(Page and application data records)
* * * * * * *
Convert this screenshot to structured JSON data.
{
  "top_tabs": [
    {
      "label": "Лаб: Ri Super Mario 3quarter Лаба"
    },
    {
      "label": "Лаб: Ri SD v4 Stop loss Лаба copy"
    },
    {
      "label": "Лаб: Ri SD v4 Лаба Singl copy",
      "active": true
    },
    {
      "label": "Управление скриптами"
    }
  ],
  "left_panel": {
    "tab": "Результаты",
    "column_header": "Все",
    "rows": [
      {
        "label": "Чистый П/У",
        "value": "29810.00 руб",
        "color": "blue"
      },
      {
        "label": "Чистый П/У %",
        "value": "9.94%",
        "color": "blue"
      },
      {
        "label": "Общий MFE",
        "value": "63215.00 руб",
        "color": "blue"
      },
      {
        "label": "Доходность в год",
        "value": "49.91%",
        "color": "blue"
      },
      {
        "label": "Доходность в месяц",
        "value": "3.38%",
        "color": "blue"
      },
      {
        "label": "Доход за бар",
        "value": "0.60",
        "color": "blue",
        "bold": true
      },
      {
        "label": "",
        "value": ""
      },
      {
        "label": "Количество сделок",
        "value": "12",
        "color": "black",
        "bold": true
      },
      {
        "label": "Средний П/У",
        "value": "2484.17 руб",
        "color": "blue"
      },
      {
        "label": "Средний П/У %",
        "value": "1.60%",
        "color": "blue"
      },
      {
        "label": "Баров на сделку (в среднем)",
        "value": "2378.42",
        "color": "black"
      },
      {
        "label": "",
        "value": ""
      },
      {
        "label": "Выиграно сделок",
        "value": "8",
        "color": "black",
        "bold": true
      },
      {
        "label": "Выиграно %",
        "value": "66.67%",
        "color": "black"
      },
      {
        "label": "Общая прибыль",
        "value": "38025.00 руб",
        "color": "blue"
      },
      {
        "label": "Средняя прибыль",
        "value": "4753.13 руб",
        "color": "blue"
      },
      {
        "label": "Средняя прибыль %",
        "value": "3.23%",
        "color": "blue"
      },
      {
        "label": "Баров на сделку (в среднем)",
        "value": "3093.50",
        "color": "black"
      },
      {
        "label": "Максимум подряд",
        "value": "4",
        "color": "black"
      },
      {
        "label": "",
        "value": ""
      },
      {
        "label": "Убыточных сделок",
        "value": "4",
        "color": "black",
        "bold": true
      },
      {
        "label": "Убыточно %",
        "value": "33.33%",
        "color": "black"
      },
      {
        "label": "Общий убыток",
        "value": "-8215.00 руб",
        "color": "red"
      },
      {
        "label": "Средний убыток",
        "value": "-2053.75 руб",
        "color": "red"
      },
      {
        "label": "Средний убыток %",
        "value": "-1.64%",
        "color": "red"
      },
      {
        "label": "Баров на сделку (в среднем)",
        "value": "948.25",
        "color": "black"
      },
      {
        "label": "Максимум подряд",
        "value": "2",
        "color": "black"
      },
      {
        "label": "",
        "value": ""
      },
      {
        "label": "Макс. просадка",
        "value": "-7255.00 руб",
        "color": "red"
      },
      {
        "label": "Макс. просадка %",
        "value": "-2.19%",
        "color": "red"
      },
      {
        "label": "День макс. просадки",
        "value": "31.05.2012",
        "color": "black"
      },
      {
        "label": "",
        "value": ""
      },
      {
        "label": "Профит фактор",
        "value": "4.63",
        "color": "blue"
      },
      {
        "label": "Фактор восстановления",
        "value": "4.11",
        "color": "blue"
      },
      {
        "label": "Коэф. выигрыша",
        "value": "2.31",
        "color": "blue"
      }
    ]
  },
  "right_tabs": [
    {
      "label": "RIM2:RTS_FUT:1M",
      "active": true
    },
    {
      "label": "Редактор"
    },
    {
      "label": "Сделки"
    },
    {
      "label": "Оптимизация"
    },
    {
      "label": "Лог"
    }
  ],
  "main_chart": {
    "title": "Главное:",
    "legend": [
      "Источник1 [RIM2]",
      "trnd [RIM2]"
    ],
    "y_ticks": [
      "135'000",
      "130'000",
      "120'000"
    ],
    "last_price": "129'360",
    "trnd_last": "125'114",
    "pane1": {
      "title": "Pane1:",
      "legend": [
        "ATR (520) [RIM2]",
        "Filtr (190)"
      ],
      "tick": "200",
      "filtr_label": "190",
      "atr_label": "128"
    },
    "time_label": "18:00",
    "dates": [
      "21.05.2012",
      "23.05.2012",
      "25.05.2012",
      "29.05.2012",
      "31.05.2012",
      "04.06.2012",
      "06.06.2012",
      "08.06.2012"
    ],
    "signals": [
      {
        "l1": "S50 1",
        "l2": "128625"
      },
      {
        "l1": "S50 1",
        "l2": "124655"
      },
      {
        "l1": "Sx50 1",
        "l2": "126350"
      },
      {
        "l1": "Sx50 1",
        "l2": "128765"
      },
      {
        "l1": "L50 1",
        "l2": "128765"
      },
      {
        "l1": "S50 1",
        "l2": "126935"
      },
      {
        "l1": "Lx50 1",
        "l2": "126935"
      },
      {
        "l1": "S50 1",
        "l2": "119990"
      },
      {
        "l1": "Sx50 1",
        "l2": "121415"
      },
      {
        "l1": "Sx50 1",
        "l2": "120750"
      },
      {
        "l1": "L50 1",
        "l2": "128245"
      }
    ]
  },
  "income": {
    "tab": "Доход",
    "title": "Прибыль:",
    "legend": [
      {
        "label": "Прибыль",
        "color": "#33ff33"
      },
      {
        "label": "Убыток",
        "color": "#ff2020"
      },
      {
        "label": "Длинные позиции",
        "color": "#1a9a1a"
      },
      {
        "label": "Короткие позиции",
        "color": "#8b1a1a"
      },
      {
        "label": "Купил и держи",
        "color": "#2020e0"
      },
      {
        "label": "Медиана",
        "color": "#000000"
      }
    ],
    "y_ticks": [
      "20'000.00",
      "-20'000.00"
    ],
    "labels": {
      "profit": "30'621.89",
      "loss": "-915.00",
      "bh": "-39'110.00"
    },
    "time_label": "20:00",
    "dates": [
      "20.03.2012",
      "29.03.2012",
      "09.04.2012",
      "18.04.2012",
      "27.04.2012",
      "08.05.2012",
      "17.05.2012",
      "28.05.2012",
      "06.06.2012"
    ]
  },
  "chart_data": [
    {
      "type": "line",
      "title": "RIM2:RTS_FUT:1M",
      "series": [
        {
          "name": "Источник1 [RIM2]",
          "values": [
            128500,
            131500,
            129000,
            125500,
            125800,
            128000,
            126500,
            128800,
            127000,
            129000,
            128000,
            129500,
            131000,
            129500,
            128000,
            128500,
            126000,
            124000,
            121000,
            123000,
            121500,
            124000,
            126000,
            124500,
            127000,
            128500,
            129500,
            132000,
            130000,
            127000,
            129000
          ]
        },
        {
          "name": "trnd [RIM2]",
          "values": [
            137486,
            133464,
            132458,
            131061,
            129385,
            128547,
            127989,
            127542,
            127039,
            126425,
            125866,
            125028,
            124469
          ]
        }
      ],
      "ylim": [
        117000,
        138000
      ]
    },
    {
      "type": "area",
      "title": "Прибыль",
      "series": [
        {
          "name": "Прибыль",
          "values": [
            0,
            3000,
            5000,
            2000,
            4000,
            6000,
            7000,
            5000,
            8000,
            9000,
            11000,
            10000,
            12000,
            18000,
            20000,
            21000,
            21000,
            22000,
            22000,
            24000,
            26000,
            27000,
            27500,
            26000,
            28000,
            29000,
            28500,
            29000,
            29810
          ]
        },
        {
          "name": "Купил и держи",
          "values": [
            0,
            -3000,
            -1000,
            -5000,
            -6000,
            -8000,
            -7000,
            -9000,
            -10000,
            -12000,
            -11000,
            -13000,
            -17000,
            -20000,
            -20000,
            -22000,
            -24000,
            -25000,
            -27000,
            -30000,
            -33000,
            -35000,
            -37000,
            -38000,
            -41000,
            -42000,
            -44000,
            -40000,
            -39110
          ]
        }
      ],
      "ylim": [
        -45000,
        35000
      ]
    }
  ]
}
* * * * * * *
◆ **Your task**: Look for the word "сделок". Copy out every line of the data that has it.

◆ **The completed task**:
        "label": "Количество сделок",
        "label": "Выиграно сделок",
        "label": "Убыточных сделок",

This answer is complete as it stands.